SUPPLIED DATA
%%

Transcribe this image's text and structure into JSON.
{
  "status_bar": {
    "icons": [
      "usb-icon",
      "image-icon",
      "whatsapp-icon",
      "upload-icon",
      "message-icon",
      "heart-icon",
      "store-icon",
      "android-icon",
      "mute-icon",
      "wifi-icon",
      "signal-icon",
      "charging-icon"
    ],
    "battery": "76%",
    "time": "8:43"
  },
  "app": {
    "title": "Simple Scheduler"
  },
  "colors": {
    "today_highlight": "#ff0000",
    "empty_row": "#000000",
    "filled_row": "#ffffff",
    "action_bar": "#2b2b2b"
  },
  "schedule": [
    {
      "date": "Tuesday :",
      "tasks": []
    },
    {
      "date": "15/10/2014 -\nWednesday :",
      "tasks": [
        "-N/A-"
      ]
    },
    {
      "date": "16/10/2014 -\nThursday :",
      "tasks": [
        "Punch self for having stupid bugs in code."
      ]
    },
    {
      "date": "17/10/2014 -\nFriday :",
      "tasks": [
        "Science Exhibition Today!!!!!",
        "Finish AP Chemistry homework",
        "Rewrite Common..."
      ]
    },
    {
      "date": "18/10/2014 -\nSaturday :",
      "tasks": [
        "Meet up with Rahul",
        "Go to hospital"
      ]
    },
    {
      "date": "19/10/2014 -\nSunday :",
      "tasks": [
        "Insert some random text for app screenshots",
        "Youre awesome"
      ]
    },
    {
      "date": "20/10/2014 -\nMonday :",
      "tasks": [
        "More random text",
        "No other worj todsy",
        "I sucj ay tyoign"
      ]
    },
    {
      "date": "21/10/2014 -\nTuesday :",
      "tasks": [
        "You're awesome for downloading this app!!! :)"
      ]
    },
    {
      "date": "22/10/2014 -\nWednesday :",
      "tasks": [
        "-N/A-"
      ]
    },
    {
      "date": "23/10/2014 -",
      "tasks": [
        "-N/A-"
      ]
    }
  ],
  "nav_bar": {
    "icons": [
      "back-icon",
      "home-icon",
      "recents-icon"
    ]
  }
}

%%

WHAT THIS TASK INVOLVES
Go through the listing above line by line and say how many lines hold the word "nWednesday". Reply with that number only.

ANSWER TO THE PROBLEM
2